Give every line of the material back exactly, images removed.

-- Opening Marker --

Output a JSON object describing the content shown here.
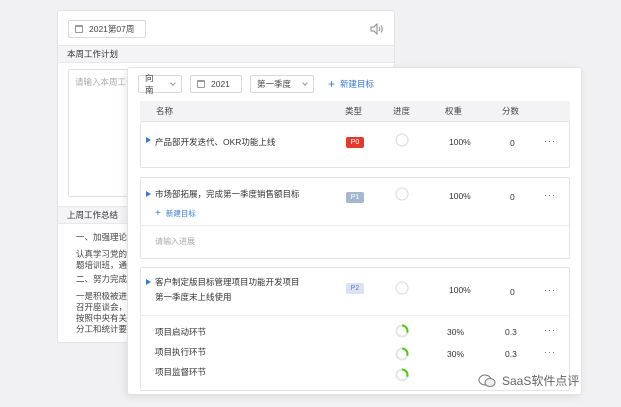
{
  "back": {
    "week_label": "2021第07周",
    "plan_title": "本周工作计划",
    "plan_placeholder": "请输入本周工作",
    "summary_title": "上周工作总结",
    "summary_lines": [
      "一、加强理论学",
      "认真学习党的十",
      "题培训班，通过",
      "二、努力完成扶",
      "一是积极被进",
      "召开座谈会，走",
      "按照中央有关要",
      "分工和统计要求"
    ]
  },
  "toolbar": {
    "owner": "向南",
    "year": "2021",
    "quarter": "第一季度",
    "add_goal": "新建目标"
  },
  "table": {
    "headers": {
      "name": "名称",
      "type": "类型",
      "progress": "进度",
      "weight": "权重",
      "score": "分数"
    }
  },
  "goals": [
    {
      "title": "产品部开发迭代、OKR功能上线",
      "type": "P0",
      "weight": "100%",
      "score": "0",
      "progress_fraction": 0
    },
    {
      "title": "市场部拓展，完成第一季度销售额目标",
      "type": "P1",
      "weight": "100%",
      "score": "0",
      "progress_fraction": 0,
      "add_sub": "新建目标",
      "progress_placeholder": "请输入进展"
    },
    {
      "title_line1": "客户制定版目标管理项目功能开发项目",
      "title_line2": "第一季度末上线使用",
      "type": "P2",
      "weight": "100%",
      "score": "0",
      "progress_fraction": 0,
      "key_results": [
        {
          "name": "项目启动环节",
          "weight": "30%",
          "score": "0.3",
          "progress_fraction": 0.3
        },
        {
          "name": "项目执行环节",
          "weight": "30%",
          "score": "0.3",
          "progress_fraction": 0.3
        },
        {
          "name": "项目监督环节",
          "weight": "",
          "score": "",
          "progress_fraction": 0.3
        }
      ]
    }
  ],
  "more_label": "···",
  "watermark": "SaaS软件点评",
  "colors": {
    "accent": "#3a7bd5",
    "p0": "#e23b2e",
    "p1": "#a7b7d2",
    "p2": "#d8e3f3",
    "ring": "#52c41a"
  }
}
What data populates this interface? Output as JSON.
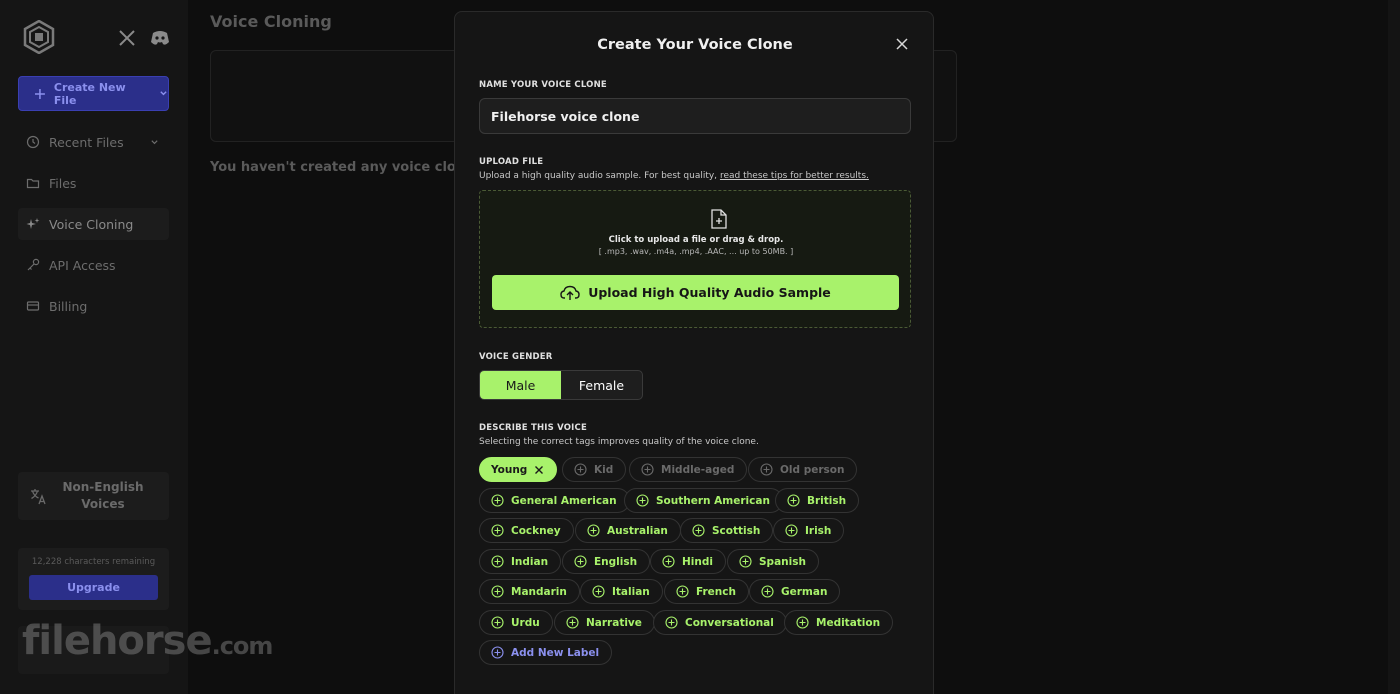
{
  "sidebar": {
    "create_button": "Create New File",
    "items": [
      {
        "label": "Recent Files"
      },
      {
        "label": "Files"
      },
      {
        "label": "Voice Cloning"
      },
      {
        "label": "API Access"
      },
      {
        "label": "Billing"
      }
    ],
    "non_english": "Non-English Voices",
    "credits_text": "12,228 characters remaining",
    "upgrade_button": "Upgrade",
    "watermark": "filehorse",
    "watermark_suffix": ".com"
  },
  "main": {
    "title": "Voice Cloning",
    "empty_message": "You haven't created any voice clones yet"
  },
  "modal": {
    "title": "Create Your Voice Clone",
    "name_label": "NAME YOUR VOICE CLONE",
    "name_value": "Filehorse voice clone",
    "upload_label": "UPLOAD FILE",
    "upload_hint": "Upload a high quality audio sample. For best quality,",
    "upload_hint_link": "read these tips for better results.",
    "dropzone_line1": "Click to upload a file or drag & drop.",
    "dropzone_line2": "[ .mp3, .wav, .m4a, .mp4, .AAC, ... up to 50MB. ]",
    "upload_button": "Upload High Quality Audio Sample",
    "gender_label": "VOICE GENDER",
    "gender_options": [
      "Male",
      "Female"
    ],
    "gender_selected": "Male",
    "describe_label": "DESCRIBE THIS VOICE",
    "describe_hint": "Selecting the correct tags improves quality of the voice clone.",
    "tags_row1": [
      "Young",
      "Kid",
      "Middle-aged",
      "Old person"
    ],
    "tags_row2": [
      "General American",
      "Southern American",
      "British"
    ],
    "tags_row3": [
      "Cockney",
      "Australian",
      "Scottish",
      "Irish"
    ],
    "tags_row4": [
      "Indian",
      "English",
      "Hindi",
      "Spanish"
    ],
    "tags_row5": [
      "Mandarin",
      "Italian",
      "French",
      "German"
    ],
    "tags_row6": [
      "Urdu",
      "Narrative",
      "Conversational",
      "Meditation"
    ],
    "add_label": "Add New Label"
  },
  "colors": {
    "accent_green": "#a8f26b",
    "accent_purple": "#8b90ee",
    "background": "#0e0e0e"
  }
}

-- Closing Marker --

→ **Task answer**:
Output a JSON object describing the content shown here.
{
  "back": {
    "week_label": "2021第07周",
    "plan_title": "本周工作计划",
    "plan_placeholder": "请输入本周工作",
    "summary_title": "上周工作总结",
    "summary_lines": [
      "一、加强理论学",
      "认真学习党的十",
      "题培训班，通过",
      "二、努力完成扶",
      "一是积极被进",
      "召开座谈会，走",
      "按照中央有关要",
      "分工和统计要求"
    ]
  },
  "toolbar": {
    "owner": "向南",
    "year": "2021",
    "quarter": "第一季度",
    "add_goal": "新建目标"
  },
  "table": {
    "headers": {
      "name": "名称",
      "type": "类型",
      "progress": "进度",
      "weight": "权重",
      "score": "分数"
    }
  },
  "goals": [
    {
      "title": "产品部开发迭代、OKR功能上线",
      "type": "P0",
      "weight": "100%",
      "score": "0",
      "progress_fraction": 0
    },
    {
      "title": "市场部拓展，完成第一季度销售额目标",
      "type": "P1",
      "weight": "100%",
      "score": "0",
      "progress_fraction": 0,
      "add_sub": "新建目标",
      "progress_placeholder": "请输入进展"
    },
    {
      "title_line1": "客户制定版目标管理项目功能开发项目",
      "title_line2": "第一季度末上线使用",
      "type": "P2",
      "weight": "100%",
      "score": "0",
      "progress_fraction": 0,
      "key_results": [
        {
          "name": "项目启动环节",
          "weight": "30%",
          "score": "0.3",
          "progress_fraction": 0.3
        },
        {
          "name": "项目执行环节",
          "weight": "30%",
          "score": "0.3",
          "progress_fraction": 0.3
        },
        {
          "name": "项目监督环节",
          "weight": "",
          "score": "",
          "progress_fraction": 0.3
        }
      ]
    }
  ],
  "more_label": "···",
  "watermark": "SaaS软件点评",
  "colors": {
    "accent": "#3a7bd5",
    "p0": "#e23b2e",
    "p1": "#a7b7d2",
    "p2": "#d8e3f3",
    "ring": "#52c41a"
  }
}
What data populates this interface? Output as JSON.
{
  "sidebar": {
    "create_button": "Create New File",
    "items": [
      {
        "label": "Recent Files"
      },
      {
        "label": "Files"
      },
      {
        "label": "Voice Cloning"
      },
      {
        "label": "API Access"
      },
      {
        "label": "Billing"
      }
    ],
    "non_english": "Non-English Voices",
    "credits_text": "12,228 characters remaining",
    "upgrade_button": "Upgrade",
    "watermark": "filehorse",
    "watermark_suffix": ".com"
  },
  "main": {
    "title": "Voice Cloning",
    "empty_message": "You haven't created any voice clones yet"
  },
  "modal": {
    "title": "Create Your Voice Clone",
    "name_label": "NAME YOUR VOICE CLONE",
    "name_value": "Filehorse voice clone",
    "upload_label": "UPLOAD FILE",
    "upload_hint": "Upload a high quality audio sample. For best quality,",
    "upload_hint_link": "read these tips for better results.",
    "dropzone_line1": "Click to upload a file or drag & drop.",
    "dropzone_line2": "[ .mp3, .wav, .m4a, .mp4, .AAC, ... up to 50MB. ]",
    "upload_button": "Upload High Quality Audio Sample",
    "gender_label": "VOICE GENDER",
    "gender_options": [
      "Male",
      "Female"
    ],
    "gender_selected": "Male",
    "describe_label": "DESCRIBE THIS VOICE",
    "describe_hint": "Selecting the correct tags improves quality of the voice clone.",
    "tags_row1": [
      "Young",
      "Kid",
      "Middle-aged",
      "Old person"
    ],
    "tags_row2": [
      "General American",
      "Southern American",
      "British"
    ],
    "tags_row3": [
      "Cockney",
      "Australian",
      "Scottish",
      "Irish"
    ],
    "tags_row4": [
      "Indian",
      "English",
      "Hindi",
      "Spanish"
    ],
    "tags_row5": [
      "Mandarin",
      "Italian",
      "French",
      "German"
    ],
    "tags_row6": [
      "Urdu",
      "Narrative",
      "Conversational",
      "Meditation"
    ],
    "add_label": "Add New Label"
  },
  "colors": {
    "accent_green": "#a8f26b",
    "accent_purple": "#8b90ee",
    "background": "#0e0e0e"
  }
}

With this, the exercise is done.